The city and the Regional District of Central Kootenay (RDCK) will be making crucial decisions this summer that will lead to changes to the curbside residential recycling system in Nelson.
Starting in May of 2014, Nelson’s taxpayers will no longer have to pay for pick-up or recycling of paper and packaging. The manufacturers who produce the waste will have to do that, as required by B.C.’s Ministry of the Environment.
Under the new system, recycling will change in one of two ways. One possibility is that the packaging industry group Multi Material British Columbia (MMBC) will collect and recycle paper as well as a variety of plastic, metal, and glass packaging. That would mean taking recycling out of the hands of local government entirely.
Alternatively, MMBC might pay the city and the RDCK to continue doing it.
Switching the cost of recycling to the producers
Welcome to the world of extended producer responsibility (EPR), in which producers look after their own waste, rather than expecting municipal governments to do it for them. The B.C. government calls its program industry-led product stewardship.
Bottles, batteries, and paint
Returnable bottles are BC’s oldest examples of EPR. Soft drink and beer producers in B.C. have been handling recycling of those since the 1970s. In the 1990s, other waste products were added. For example, car batteries, electronics, paint, oil, tires, and pharmaceuticals are all recycled by industry groups, as required under the B.C. Recycling Regulation.
Next step: paper and packaging
Currently the city collects paper and packaging from the curbs of Nelson and takes it to the transfer station, and the RDCK takes over from there. So the decision described above has to be made by both bodies jointly.
If it is decided that MMBC will take over recycling, it is unknown at this point what the system will look like.
If the city and the RDCK decide to continue doing the work themselves but paid on contract by MMBC, they have to agree to the contract amount being offered by MMBC. That appears to be a stumbling block at this point. However, when contacted by The Nelson Daily last week, the players would only hint at that, with few specifics.
“What we are being offered is not what we were originally promised,” said Raymond Gaudart, the acting resource recovery manager at the RDCK.
“It’s hard to make a decision of you don’t know what the financial goalposts are,” said the city’s chief financial officer Colin McClure.
The recycling may have to be trucked to Castlegar after the moving of the Nelson transfer station in 2014. So one of the questions on the table is whether MMBC will pay the city for the trucking, or whether the city will still end up paying part of that cost, thereby undermining the purpose of the program which is that municipalities would not subsidize recycling.
Even without the provincially mandated introduction of EPR, there would already be some complex joint decisions for the RDCK and the city in the near future because of the planned moving of the transfer station to Blewett, and the landfill to Ootichenia near Castlegar, both in 2014.

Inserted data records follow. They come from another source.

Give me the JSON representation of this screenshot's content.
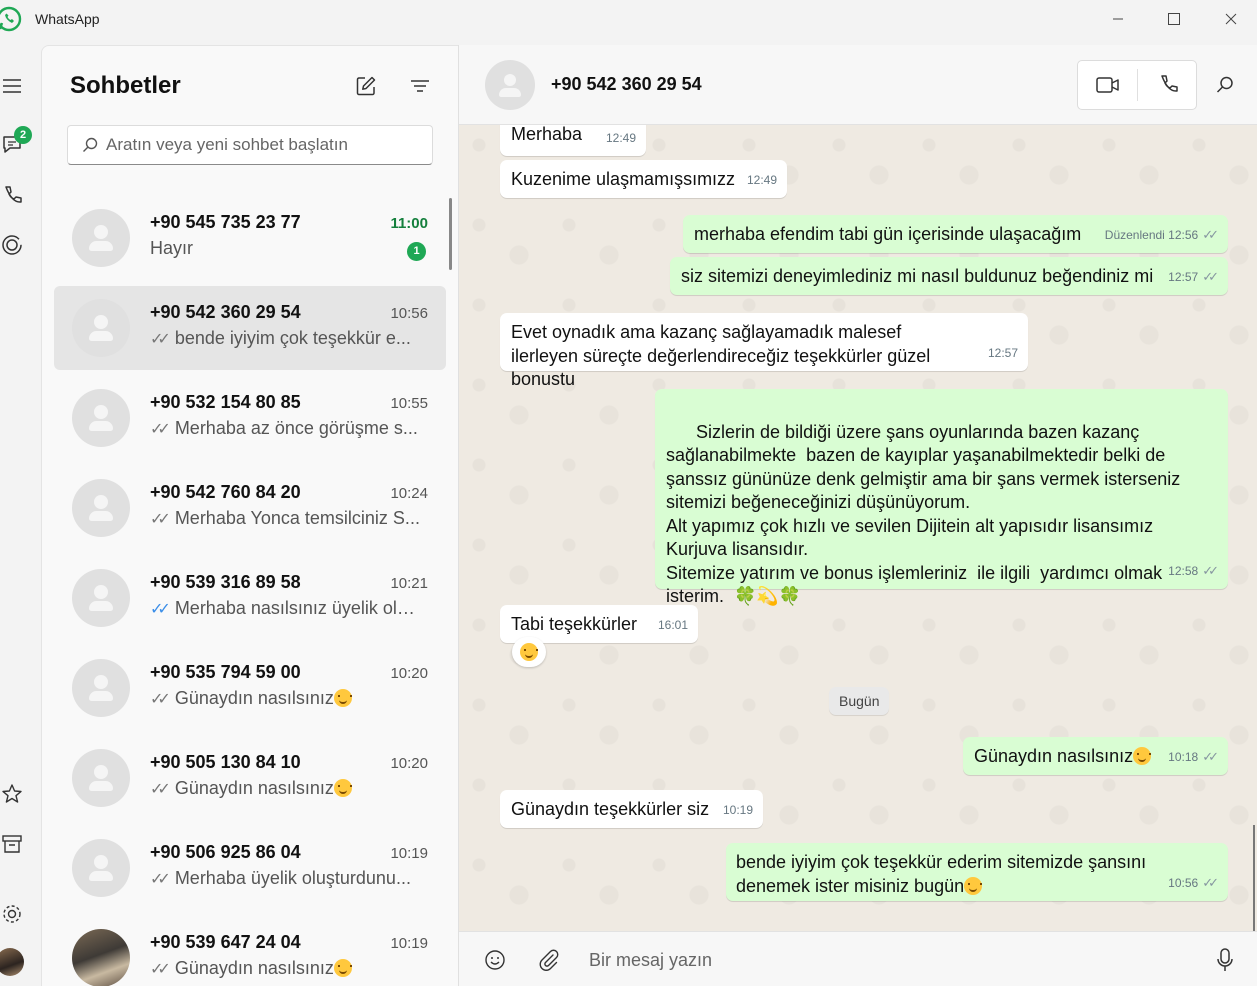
{
  "app": {
    "title": "WhatsApp"
  },
  "colors": {
    "accent": "#1fa855",
    "outgoing_bubble": "#d9fdd3",
    "incoming_bubble": "#ffffff",
    "read_tick": "#3b8ee8"
  },
  "rail": {
    "chats_badge": "2",
    "icons": [
      "menu-icon",
      "chats-icon",
      "calls-icon",
      "status-icon",
      "starred-icon",
      "archive-icon",
      "settings-icon",
      "profile-avatar"
    ]
  },
  "chatlist": {
    "title": "Sohbetler",
    "search_placeholder": "Aratın veya yeni sohbet başlatın",
    "items": [
      {
        "name": "+90 545 735 23 77",
        "time": "11:00",
        "preview": "Hayır",
        "unread": "1",
        "tick": "",
        "emoji": false,
        "active": false,
        "photo": false
      },
      {
        "name": "+90 542 360 29 54",
        "time": "10:56",
        "preview": "bende iyiyim çok teşekkür e...",
        "unread": "",
        "tick": "sent",
        "emoji": false,
        "active": true,
        "photo": false
      },
      {
        "name": "+90 532 154 80 85",
        "time": "10:55",
        "preview": "Merhaba az önce görüşme s...",
        "unread": "",
        "tick": "sent",
        "emoji": false,
        "active": false,
        "photo": false
      },
      {
        "name": "+90 542 760 84 20",
        "time": "10:24",
        "preview": "Merhaba Yonca temsilciniz S...",
        "unread": "",
        "tick": "sent",
        "emoji": false,
        "active": false,
        "photo": false
      },
      {
        "name": "+90 539 316 89 58",
        "time": "10:21",
        "preview": "Merhaba nasılsınız üyelik olu...",
        "unread": "",
        "tick": "read",
        "emoji": false,
        "active": false,
        "photo": false
      },
      {
        "name": "+90 535 794 59 00",
        "time": "10:20",
        "preview": "Günaydın nasılsınız",
        "unread": "",
        "tick": "sent",
        "emoji": true,
        "active": false,
        "photo": false
      },
      {
        "name": "+90 505 130 84 10",
        "time": "10:20",
        "preview": "Günaydın nasılsınız",
        "unread": "",
        "tick": "sent",
        "emoji": true,
        "active": false,
        "photo": false
      },
      {
        "name": "+90 506 925 86 04",
        "time": "10:19",
        "preview": "Merhaba üyelik oluşturdunu...",
        "unread": "",
        "tick": "sent",
        "emoji": false,
        "active": false,
        "photo": false
      },
      {
        "name": "+90 539 647 24 04",
        "time": "10:19",
        "preview": "Günaydın nasılsınız",
        "unread": "",
        "tick": "sent",
        "emoji": true,
        "active": false,
        "photo": true
      }
    ]
  },
  "conversation": {
    "contact": "+90 542 360 29 54",
    "messages": [
      {
        "dir": "in",
        "text": "Merhaba",
        "time": "12:49"
      },
      {
        "dir": "in",
        "text": "Kuzenime ulaşmamışsımızz",
        "time": "12:49"
      },
      {
        "dir": "out",
        "text": "merhaba efendim tabi gün içerisinde ulaşacağım",
        "time": "Düzenlendi 12:56"
      },
      {
        "dir": "out",
        "text": "siz sitemizi deneyimlediniz mi nasıl buldunuz beğendiniz mi",
        "time": "12:57"
      },
      {
        "dir": "in",
        "text": "Evet oynadık ama kazanç sağlayamadık malesef ilerleyen süreçte değerlendireceğiz teşekkürler güzel bonustu",
        "time": "12:57"
      },
      {
        "dir": "out",
        "text": "Sizlerin de bildiği üzere şans oyunlarında bazen kazanç sağlanabilmekte  bazen de kayıplar yaşanabilmektedir belki de şanssız gününüze denk gelmiştir ama bir şans vermek isterseniz sitemizi beğeneceğinizi düşünüyorum.\nAlt yapımız çok hızlı ve sevilen Dijitein alt yapısıdır lisansımız Kurjuva lisansıdır.\nSitemize yatırım ve bonus işlemleriniz  ile ilgili  yardımcı olmak isterim.  🍀💫🍀",
        "time": "12:58"
      },
      {
        "dir": "in",
        "text": "Tabi teşekkürler",
        "time": "16:01"
      },
      {
        "dir": "out",
        "text": "Günaydın nasılsınız",
        "time": "10:18"
      },
      {
        "dir": "in",
        "text": "Günaydın teşekkürler siz",
        "time": "10:19"
      },
      {
        "dir": "out",
        "text": "bende iyiyim çok teşekkür ederim sitemizde şansını denemek ister misiniz bugün",
        "time": "10:56"
      }
    ],
    "date_chip": "Bugün",
    "composer_placeholder": "Bir mesaj yazın"
  }
}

Add MMBC and recycling changes to the mix and it is, in McClure’s words, “a Pandora’s box with many moving parts.”
Related stories in The Nelson Daily:

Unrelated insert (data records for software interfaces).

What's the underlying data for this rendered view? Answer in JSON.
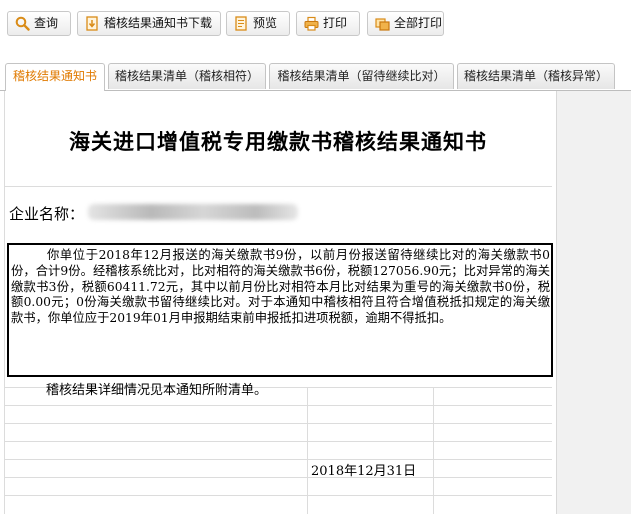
{
  "toolbar": {
    "query": "查询",
    "download": "稽核结果通知书下载",
    "preview": "预览",
    "print": "打印",
    "print_all": "全部打印"
  },
  "tabs": [
    {
      "label": "稽核结果通知书",
      "active": true
    },
    {
      "label": "稽核结果清单（稽核相符）",
      "active": false
    },
    {
      "label": "稽核结果清单（留待继续比对）",
      "active": false
    },
    {
      "label": "稽核结果清单（稽核异常）",
      "active": false
    }
  ],
  "document": {
    "title": "海关进口增值税专用缴款书稽核结果通知书",
    "company_label": "企业名称：",
    "body": "你单位于2018年12月报送的海关缴款书9份，以前月份报送留待继续比对的海关缴款书0份，合计9份。经稽核系统比对，比对相符的海关缴款书6份，税额127056.90元；比对异常的海关缴款书3份，税额60411.72元，其中以前月份比对相符本月比对结果为重号的海关缴款书0份，税额0.00元；0份海关缴款书留待继续比对。对于本通知中稽核相符且符合增值税抵扣规定的海关缴款书，你单位应于2019年01月申报期结束前申报抵扣进项税额，逾期不得抵扣。",
    "detail": "稽核结果详细情况见本通知所附清单。",
    "date": "2018年12月31日"
  },
  "colors": {
    "active_tab_text": "#e07a00",
    "toolbar_icon": "#e8a23a",
    "scroll_gutter": "#f1f1f1"
  }
}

Composting has low priority in local waste management plans (February, 2013)